Getting back to the van…  I’ve always had a penchant for untethered traveling, but I recall the first instant I knew I had to take a long and unstructured trip around this great land in a van.  I was on a trip through the south with one of my closest friends after having just graduated from college, and we were getting gas at a station in North Carolina or Georgia (somewhere close to the border).  I saw two women just about our age or a couple of years older hop out of a large brown panel van.  When they opened up the back of their van to rearrange things, it was clear that they had been living and traveling in the van – by choice.  In that instant, I knew that it was something I had to do.  The image of that woman opening the back door of her brown van holds a place in my memory’s highlight reel, not typically a place I keep memories of perfect strangers or their (yes, I’m saying it) not-so-attractive vehicles.  A year later I found myself in the Yukon Territory during a month long trip around Alaska and its environs.  I met some folks up in Dawson City (a cool, cool place, albeit about eight hours from the nearest city of 25,000 people) who came up for the summers to work and live and hang out – many in small cabins without indoor plumbing.  It was here where I met a guy who was living in a converted school bus.  That moment too was captured forever for my file of random moments that have led me to this point.

I’ve talked about traveling around the country in a van.  I’ve even planned to do it – more than once.  But now these dreams and plans are turning into something tangible.  As I pay attention to the clues I’ve left myself over the years, I begin to realize that my current interests are not as haphazard as I may have once thought.  And when I stop to listen, I can hear the Staceys of yesteryear telling me what I need to do.

Bottling Moonlight

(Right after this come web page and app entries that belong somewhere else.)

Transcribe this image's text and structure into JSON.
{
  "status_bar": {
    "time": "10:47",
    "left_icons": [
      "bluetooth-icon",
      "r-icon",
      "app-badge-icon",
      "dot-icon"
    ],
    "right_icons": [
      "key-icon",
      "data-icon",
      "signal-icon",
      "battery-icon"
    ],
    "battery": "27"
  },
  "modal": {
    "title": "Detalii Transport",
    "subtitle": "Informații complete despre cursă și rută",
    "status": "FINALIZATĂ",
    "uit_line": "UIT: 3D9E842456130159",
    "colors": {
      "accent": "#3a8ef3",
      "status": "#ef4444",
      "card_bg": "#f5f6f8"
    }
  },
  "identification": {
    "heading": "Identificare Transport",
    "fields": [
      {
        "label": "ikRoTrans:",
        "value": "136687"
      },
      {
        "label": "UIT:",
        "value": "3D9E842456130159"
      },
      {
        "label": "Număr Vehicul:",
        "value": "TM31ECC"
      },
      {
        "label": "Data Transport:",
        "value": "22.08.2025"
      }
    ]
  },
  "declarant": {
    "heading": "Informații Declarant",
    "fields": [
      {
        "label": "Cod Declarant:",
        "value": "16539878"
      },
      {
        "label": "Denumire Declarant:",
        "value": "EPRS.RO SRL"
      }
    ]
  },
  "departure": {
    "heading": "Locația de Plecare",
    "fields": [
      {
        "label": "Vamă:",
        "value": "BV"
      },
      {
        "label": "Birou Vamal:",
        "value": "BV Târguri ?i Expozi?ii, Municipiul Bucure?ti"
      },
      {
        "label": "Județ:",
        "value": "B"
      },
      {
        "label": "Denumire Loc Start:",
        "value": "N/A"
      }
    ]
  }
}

Every so often I pull out the little brown notebook I carry around with me and make a list. Usually it’s a ‘to do’ list filled with things that need to be done now (mail thank you notes), things that needed to be done yesterday or last year or two years ago (buy wedding rings), and things that I’d like to do but know I’ll keep adding to the next hundred ‘to do’ lists I make (finish making scarf). But then, there’s the other ‘to do’ list. These goals are a bit more ambitious, a bit less likely to be crossed out anytime soon, and a bit more likely to feed the soul rather than my family. It is an entry on one of these lists that led me to the name of this blog.
About a dozen years ago I ventured up to Alaska with twenty or so other travelers. Having never met before, we shared a 1969 converted bus as our home away from home. Unless we were driving through the night, we usually camped out in our tents. I’ve been camping since I was a wee one, but I’d never been camping for a month straight. By the end of that month I was dirtier, more carefree, and a lot more in tune with nature. Just like I can usually tell you what day of the week it is when I wake up in the morning, during that month I could tell you the phase of the moon and how much moonlight we could expect later that night. I didn’t do anything special to follow the phases of the moon. Instead, I lived closer to nature and it just happened. Since then, it’s been a goal of mine to begin living closer to the natural rhythms of our world, to always know the phase of the moon and whether I need to carry a flashlight to close the barn door at night. Of course, put aside the fact that I don’t have a barn door to close at the moment.
Moonlight is ephemeral. Nature’s rhythms are just that – rhythms. Nature is not static. To live in closer harmony with nature’s rhythms, I need to live mindfully in the present; I need to live in nature. And while I’m not audacious enough to think that I can bottle moonlight for consumption later, I’m just audacious enough to think that I can bottle moonlight if I’m fully present right now. This blog will give me the opportunity to share my family’s experiences as we travel around this beautiful country, sleep beneath the stars, trade our central air for warm breezes, lose the day of the week but gain the phase of the moon, and try our hand at bottling moonlight.